    On its own, gross profit doesn’t tell analysts or investors much about a business’ performance, and only looking at a company’s gross profit (as an indicator of profitability over time) can be deceptive and dangerous. 

    Note: Gross profit figures can rise even as a company’s gross profit margins decrease, which would indicate a drop in profitability. 

    How Gross Profit Is Different Than Gross Profit Margin

    Gross profit allows you to easily find the gross profit margin, which is an indicator of company profitability. It shows the gross profit as a percentage of sales. 

    What Gross Profit Margin Tells Us 

    A high gross profit margin suggests a business that is efficient at generating sales in excess of the costs of the goods sold (ie. one that’s more efficient at utilizing resources). Investors and analysts are able to use gross profit margin to either track a business’s performance over time or compare a company to its industry competitors.

    How to Calculate Gross Profit Margin

    To calculate gross profit margin, divide gross profit by total revenue. The gross profit margin formula can be expressed as follows:

    Gross Profit Margin % = Gross Profit/ Total Sales Revenue

    Gross Profit Margin Example

    Using the Car Manufacturer XYZ’s income statement above, we can compute gross profit margin by dividing its gross profit by its total revenue.

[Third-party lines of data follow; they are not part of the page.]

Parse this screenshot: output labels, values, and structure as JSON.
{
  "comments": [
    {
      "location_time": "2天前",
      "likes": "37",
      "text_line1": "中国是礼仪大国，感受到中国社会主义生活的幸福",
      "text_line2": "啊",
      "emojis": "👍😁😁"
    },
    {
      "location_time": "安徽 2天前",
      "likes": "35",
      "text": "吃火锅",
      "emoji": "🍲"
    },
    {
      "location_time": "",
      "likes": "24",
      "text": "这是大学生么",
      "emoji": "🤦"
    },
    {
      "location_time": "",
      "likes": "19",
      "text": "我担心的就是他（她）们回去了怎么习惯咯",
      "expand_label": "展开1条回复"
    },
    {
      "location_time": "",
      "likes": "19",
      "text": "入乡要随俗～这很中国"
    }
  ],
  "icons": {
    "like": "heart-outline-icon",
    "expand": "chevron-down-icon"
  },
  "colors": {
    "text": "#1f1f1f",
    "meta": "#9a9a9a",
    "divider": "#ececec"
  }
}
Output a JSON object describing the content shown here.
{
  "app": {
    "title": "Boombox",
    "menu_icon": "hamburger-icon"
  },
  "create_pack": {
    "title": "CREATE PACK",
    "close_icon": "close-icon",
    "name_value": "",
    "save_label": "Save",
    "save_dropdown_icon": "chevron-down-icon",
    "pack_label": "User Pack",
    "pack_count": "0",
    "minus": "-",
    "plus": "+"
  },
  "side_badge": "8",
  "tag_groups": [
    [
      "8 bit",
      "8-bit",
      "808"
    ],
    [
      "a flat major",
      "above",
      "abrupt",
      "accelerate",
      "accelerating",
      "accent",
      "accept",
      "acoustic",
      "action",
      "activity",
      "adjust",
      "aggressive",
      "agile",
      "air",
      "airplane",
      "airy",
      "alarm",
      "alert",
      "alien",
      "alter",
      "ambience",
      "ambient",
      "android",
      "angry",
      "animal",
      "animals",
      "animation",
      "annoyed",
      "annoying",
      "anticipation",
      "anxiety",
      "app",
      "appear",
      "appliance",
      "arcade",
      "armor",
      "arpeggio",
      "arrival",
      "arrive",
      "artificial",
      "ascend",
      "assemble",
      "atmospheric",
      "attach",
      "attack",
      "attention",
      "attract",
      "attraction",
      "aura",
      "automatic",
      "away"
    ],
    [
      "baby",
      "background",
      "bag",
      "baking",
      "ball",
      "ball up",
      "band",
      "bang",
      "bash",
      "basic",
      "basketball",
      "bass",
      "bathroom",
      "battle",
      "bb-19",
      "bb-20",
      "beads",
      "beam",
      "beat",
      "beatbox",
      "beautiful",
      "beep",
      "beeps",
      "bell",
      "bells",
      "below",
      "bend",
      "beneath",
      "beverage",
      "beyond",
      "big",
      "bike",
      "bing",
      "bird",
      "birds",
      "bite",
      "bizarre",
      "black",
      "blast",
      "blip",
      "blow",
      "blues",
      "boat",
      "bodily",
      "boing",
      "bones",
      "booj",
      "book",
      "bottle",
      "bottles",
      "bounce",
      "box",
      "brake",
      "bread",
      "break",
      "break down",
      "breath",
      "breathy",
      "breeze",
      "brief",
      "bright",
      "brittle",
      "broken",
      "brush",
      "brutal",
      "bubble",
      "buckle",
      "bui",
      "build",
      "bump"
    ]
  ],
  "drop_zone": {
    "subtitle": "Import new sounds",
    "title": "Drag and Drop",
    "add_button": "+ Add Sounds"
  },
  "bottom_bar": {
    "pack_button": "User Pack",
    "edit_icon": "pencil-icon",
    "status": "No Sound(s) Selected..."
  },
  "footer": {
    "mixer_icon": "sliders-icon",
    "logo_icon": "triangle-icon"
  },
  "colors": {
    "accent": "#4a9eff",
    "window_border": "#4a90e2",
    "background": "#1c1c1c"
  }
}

This would look like: 

    ($13,927,000 / $137,237,000) x 100 = 10.15%

    Let’s look at another calculation for competing Car Manufacturer ABC. The competitor had total revenue of $120,207,000 and gross profit of  $10,515,000 in 2019. Using the above formula the gross profit margin is 8.75%:

    $10,515,000/$120,207,000)x 100 =8.75%

    If both companies are in the same industry, it’s easy to compare the gross profit margins to determine which company is performing more efficiently. 

    Because Car Manufacturer XYZ has a slightly higher gross profit margin, we can infer that it is more efficient at converting raw materials and labor into revenue. This suggests Car Manufacturer XYZ has more of its funds to direct towards savings, operations, and indirect expenses. Between the two companies, Car Manufacturer XYZ has a greater earning potential overall.

    Limitations of Using Gross Profit Margin as a Metric

    When viewed alone, gross profit margin can be misleading to assess a company’s profitability or future earnings potential. Gross profit margin only considers production costs and doesn’t include costs such as taxes, marketing, and rent. Because of this, gross profit margin is not always the most accurate measure of profitability and should be used in conjunction with other metrics.

    For example, Car Manufacturer XYZ’s gross profit margin could be increasing, but if taxes, rent, and other costs rise even faster, the company may not be adapting to changing market conditions (and may be mismanaged).

    Ask an Expert
    All of our content is verified for accuracy by Rachel Siegel, CFA and our team of certified financial experts. We pride ourselves on quality, research, and transparency, and we value your feedback. Below you'll find answers to some of the most common reader questions about Gross Profit.
    Be the first to ask a question

    If you have a question about Gross Profit, then please ask Rachel.

    Ask a question
    Rachel Siegel, CFA
    CFA logo

    CFA Charterholder

    Chartered Financial Analyst

    Rachel Siegel, CFA is one of the nation's leading experts at ensuring the accuracy of financial and economic text.  Her prestigious background includes over 10 years of experience in creating professional financial certification exams and another 20 years of college-level teaching.

    If you have a question about Gross Profit, then please ask Rachel.

    Ask a question Read more from Rachel

    Read this next

    Rachel Siegel, CFA - profile
    Ask an Expert about Gross Profit

    By submitting this form you agree with our Privacy Policy

    Don't Know a Financial Term?
    Search our library of 4,000+ terms